Within his life long career right up to his death he has made numerous achievements in the fight for democracy. He founded Hong Kong's first political party United Democrats of Hong Kong which later became the Democratic Party. Szeto Wah has always been very vocal in criticising the Chinese Government for human rights abuse. But have equally made criticism of the British colonial rule. He has founded the Hong Kong Alliance in Support of Patriotic Democratic Movement of China in 1989 right after the Tienanmen Square. Thanks to the effort the victim of the incident will always be remembered. Unfortunately this got him along with other activists barred from China.
Of course his career was not a smooth ride, he has been called a 'traitor to the nation' for his push for a multiparty rule in China. And just last year he was heckled in a rally for supporting the Legislative Council's reform package which goes against the Democratic Party's principle. Regardless all of his concerns are for the best of Chinese people, he is a patriot at heart.
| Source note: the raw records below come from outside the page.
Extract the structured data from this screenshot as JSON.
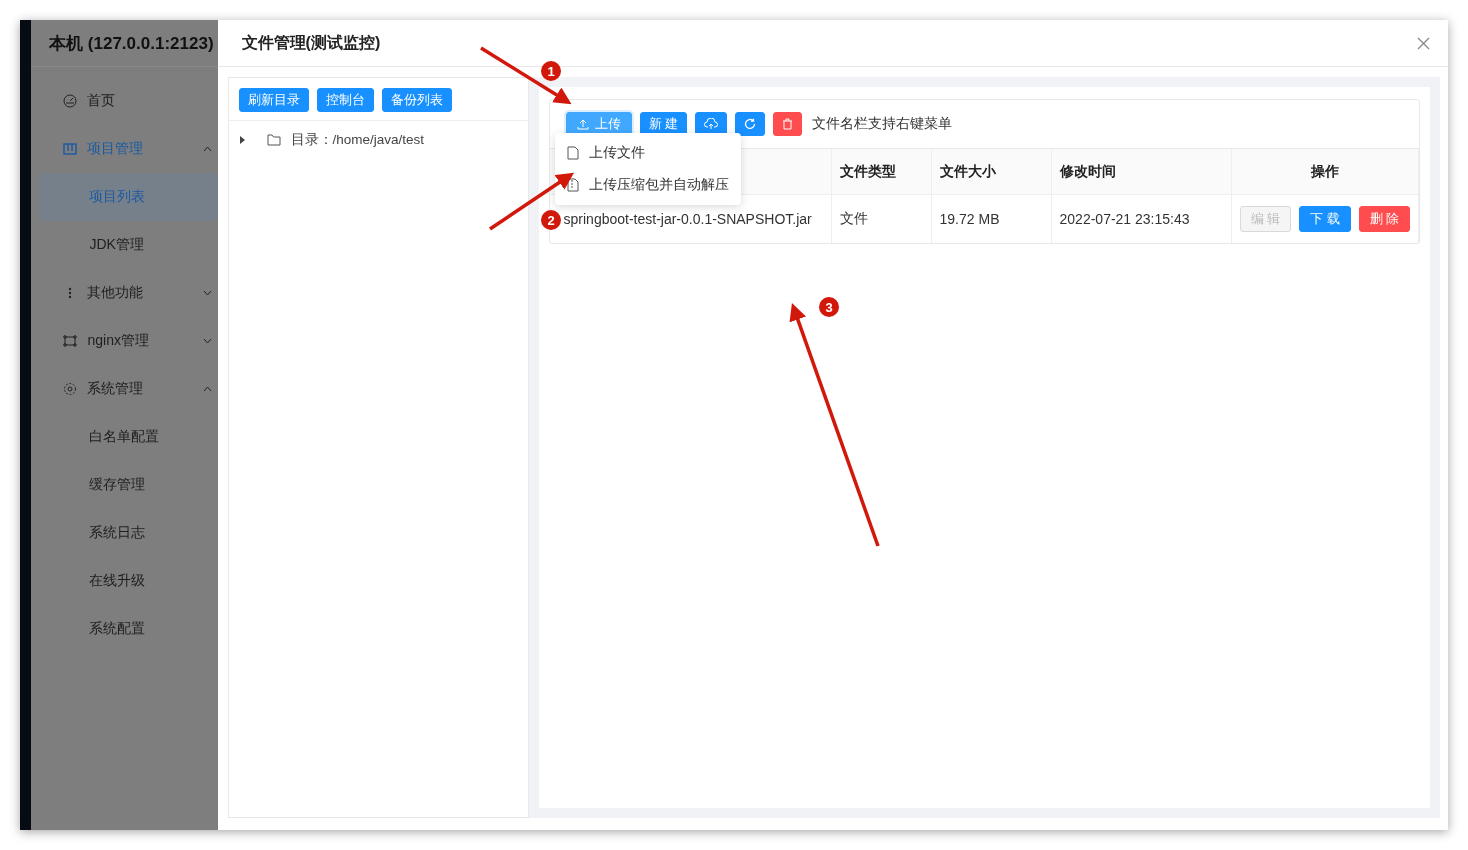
{
  "sidebar": {
    "title": "本机 (127.0.0.1:2123)",
    "items": [
      {
        "label": "首页",
        "selected": false
      },
      {
        "label": "项目管理",
        "selected": true,
        "expanded": true,
        "children": [
          {
            "label": "项目列表",
            "selected": true
          },
          {
            "label": "JDK管理",
            "selected": false
          }
        ]
      },
      {
        "label": "其他功能",
        "selected": false,
        "expanded": false
      },
      {
        "label": "nginx管理",
        "selected": false,
        "expanded": false
      },
      {
        "label": "系统管理",
        "selected": false,
        "expanded": true,
        "children": [
          {
            "label": "白名单配置",
            "selected": false
          },
          {
            "label": "缓存管理",
            "selected": false
          },
          {
            "label": "系统日志",
            "selected": false
          },
          {
            "label": "在线升级",
            "selected": false
          },
          {
            "label": "系统配置",
            "selected": false
          }
        ]
      }
    ]
  },
  "dialog": {
    "title": "文件管理(测试监控)",
    "left_panel": {
      "buttons": [
        "刷新目录",
        "控制台",
        "备份列表"
      ],
      "tree": [
        {
          "label": "目录：/home/java/test",
          "expanded": false
        }
      ]
    },
    "toolbar": {
      "buttons": [
        {
          "kind": "labeled",
          "label": "上传",
          "color": "#40a9ff",
          "hovered": true
        },
        {
          "kind": "text",
          "label": "新 建",
          "color": "#1890ff",
          "hovered": false
        },
        {
          "kind": "icon",
          "color": "#1890ff",
          "hovered": false
        },
        {
          "kind": "icon",
          "color": "#1890ff",
          "hovered": false
        },
        {
          "kind": "icon",
          "color": "#ff4d4f",
          "hovered": false
        }
      ],
      "hint": "文件名栏支持右键菜单"
    },
    "upload_menu": [
      "上传文件",
      "上传压缩包并自动解压"
    ],
    "table": {
      "columns": [
        "",
        "文件类型",
        "文件大小",
        "修改时间",
        "操作"
      ],
      "rows": [
        {
          "cells": [
            "springboot-test-jar-0.0.1-SNAPSHOT.jar",
            "文件",
            "19.72 MB",
            "2022-07-21 23:15:43"
          ],
          "actions": [
            {
              "label": "编 辑",
              "color": "#f5f5f5",
              "disabled": true
            },
            {
              "label": "下 载",
              "color": "#1890ff",
              "disabled": false
            },
            {
              "label": "删 除",
              "color": "#ff4d4f",
              "disabled": false
            }
          ]
        }
      ]
    }
  },
  "annotations": [
    "1",
    "2",
    "3"
  ]
}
The exiled leaders of Tienanmen Square student protests Wang Dan and Wuer Kaixi are hoping to take part in the memorial service, however they are likely to be denied entry to Hong Kong by the Beijing Government. So much for 'one country two system' then. Even though Szeto Wah had lost his fight to cancer his legacy will continue to live on for sure.
Sunday, 2 January 2011
Looking back I have been quite inconsistent with the blog and not to say missing out many things that I could've covered. It's quite exhausting trying to write something constructive sometimes especially since I don't have the natural writing talent like some people, though I am getting better hang of it through practices. I still got a few unfinished posts that are left in the vault I'll try and finish them soon. I'll set myself a target to post more frequently, however I would be too hesitant to call it a New Year's resolution. Anyhow I wish any readers whoever you are safe and happy new year from the BBC Ronin.